-- EXERCISE BRIEF --
For each line of the listing below that contains the string "from", copy the line.

-- RECORDS TO PROCESS --
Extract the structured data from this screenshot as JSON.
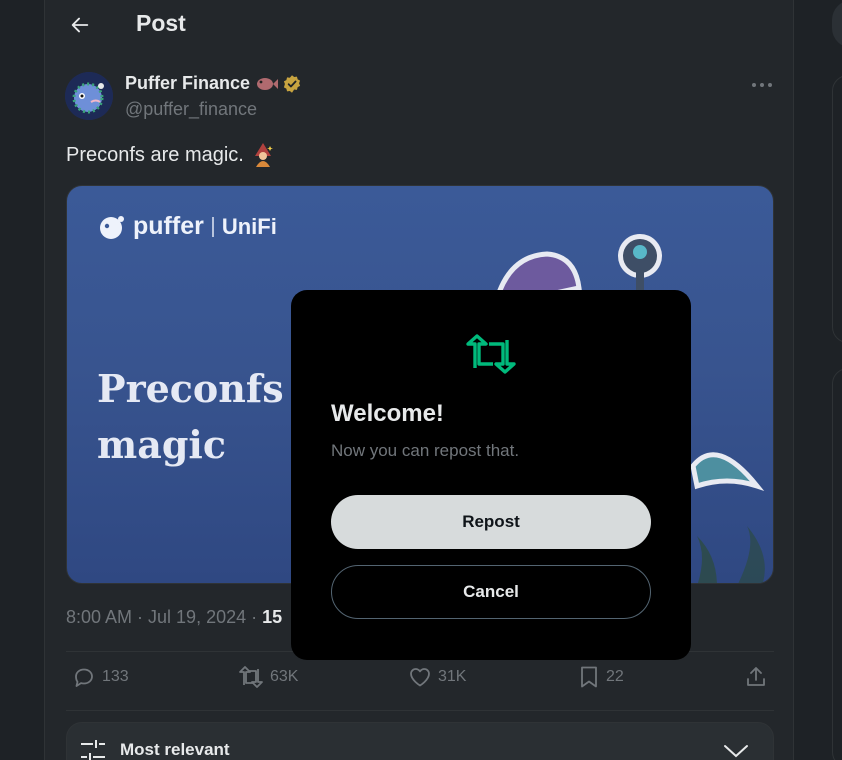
{
  "header": {
    "title": "Post"
  },
  "author": {
    "name": "Puffer Finance",
    "handle": "@puffer_finance"
  },
  "post": {
    "text": "Preconfs are magic.",
    "media": {
      "brand": "puffer",
      "partner": "UniFi",
      "headline_line1": "Preconfs a",
      "headline_line2": "magic"
    },
    "time": "8:00 AM · Jul 19, 2024 · ",
    "views_partial": "15"
  },
  "actions": {
    "replies": "133",
    "reposts": "63K",
    "likes": "31K",
    "bookmarks": "22"
  },
  "sort": {
    "label": "Most relevant"
  },
  "modal": {
    "title": "Welcome!",
    "subtitle": "Now you can repost that.",
    "primary_label": "Repost",
    "secondary_label": "Cancel"
  },
  "colors": {
    "accent_green": "#00ba7c",
    "verified_gold": "#c8a440",
    "background": "#1e2226"
  }
}
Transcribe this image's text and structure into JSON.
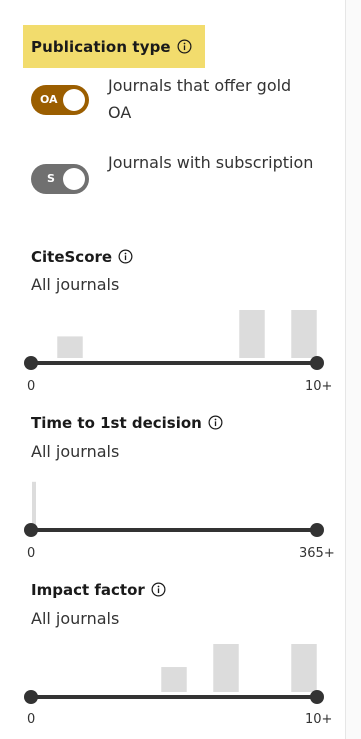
{
  "publication_type": {
    "title": "Publication type",
    "toggles": [
      {
        "badge": "OA",
        "label": "Journals that offer gold OA",
        "state": "on",
        "color": "#9b5e00"
      },
      {
        "badge": "S",
        "label": "Journals with subscription",
        "state": "on",
        "color": "#707070"
      }
    ]
  },
  "filters": [
    {
      "title": "CiteScore",
      "subtitle": "All journals",
      "min_label": "0",
      "max_label": "10+",
      "histogram": [
        0,
        0.45,
        0,
        0,
        0,
        0,
        0,
        0,
        1.0,
        0,
        1.0
      ],
      "range": [
        0,
        1
      ]
    },
    {
      "title": "Time to 1st decision",
      "subtitle": "All journals",
      "min_label": "0",
      "max_label": "365+",
      "histogram": [
        0.9,
        0,
        0,
        0,
        0,
        0,
        0,
        0,
        0,
        0,
        0
      ],
      "range": [
        0,
        1
      ]
    },
    {
      "title": "Impact factor",
      "subtitle": "All journals",
      "min_label": "0",
      "max_label": "10+",
      "histogram": [
        0,
        0,
        0,
        0,
        0,
        0.52,
        0,
        1.0,
        0,
        0,
        1.0
      ],
      "range": [
        0,
        1
      ]
    }
  ],
  "colors": {
    "highlight": "#f2dc6d",
    "slider_track": "#333333",
    "bar": "#dcdcdc"
  }
}
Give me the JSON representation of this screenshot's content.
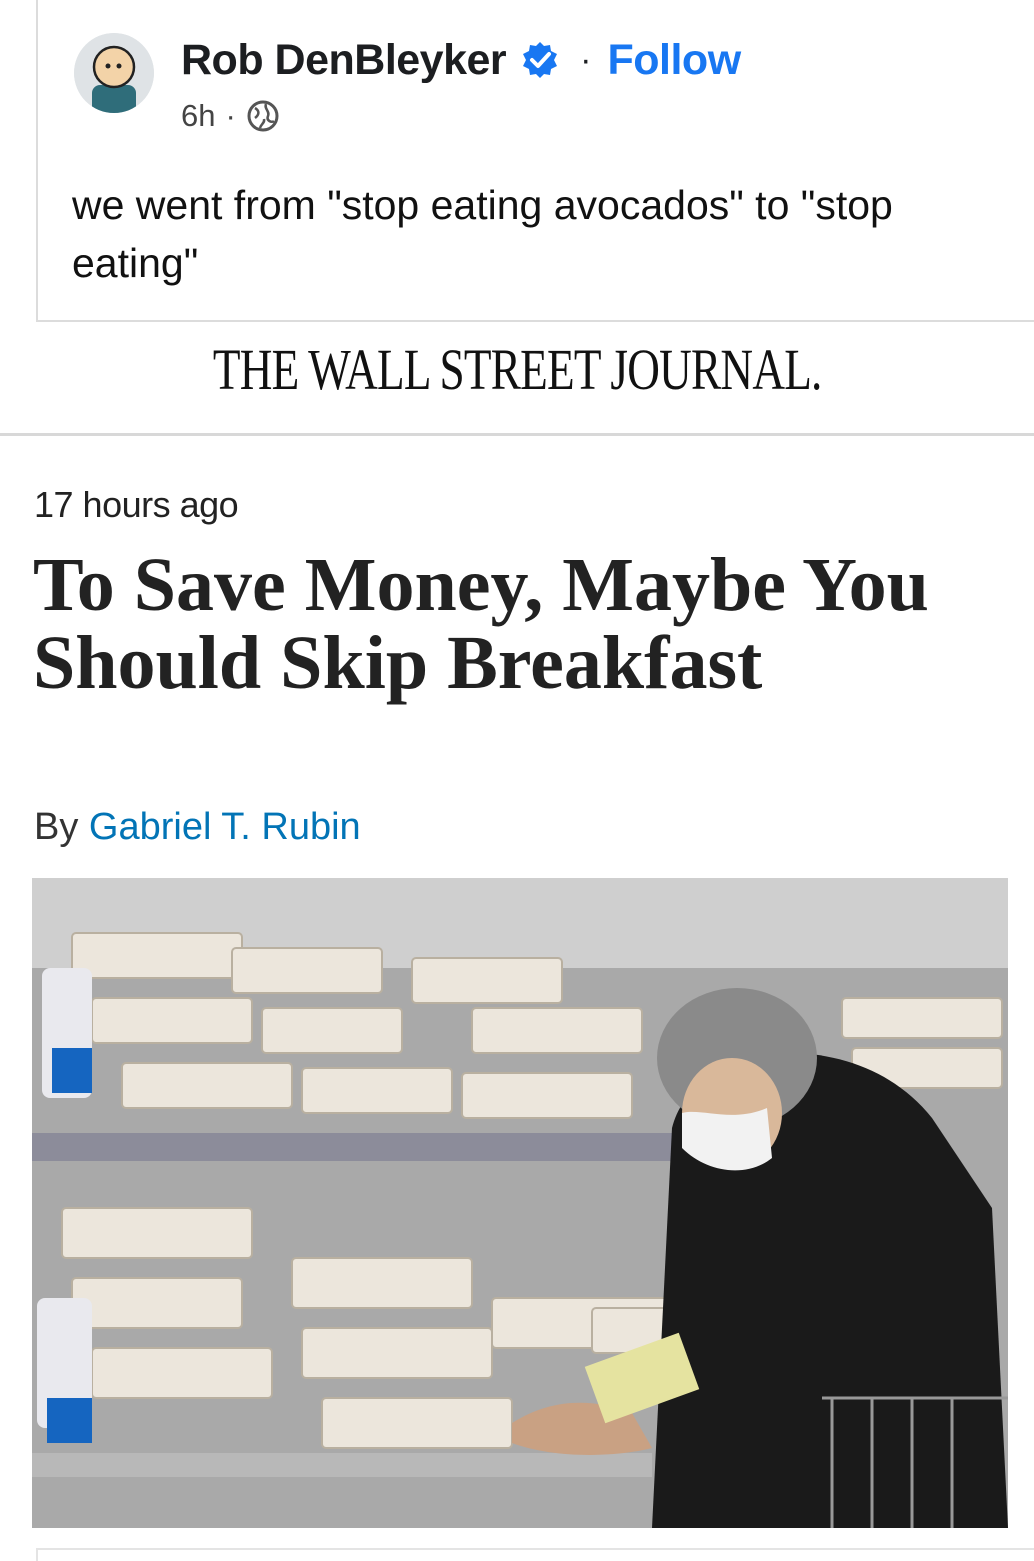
{
  "post": {
    "author": "Rob DenBleyker",
    "separator": "·",
    "follow_label": "Follow",
    "time": "6h",
    "meta_dot": "·",
    "text": "we went from \"stop eating avocados\" to \"stop eating\""
  },
  "article": {
    "publication": "THE WALL STREET JOURNAL.",
    "timestamp": "17 hours ago",
    "headline": "To Save Money, Maybe You Should Skip Breakfast",
    "byline_prefix": "By ",
    "byline_author": "Gabriel T. Rubin"
  },
  "colors": {
    "accent": "#1877f2",
    "byline_link": "#0274b6"
  },
  "icons": {
    "verified": "verified-badge-icon",
    "audience": "globe-icon"
  }
}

-- WRITTEN ANSWER --
Extract the structured data from this screenshot as JSON.
    "text": "we went from \"stop eating avocados\" to \"stop eating\""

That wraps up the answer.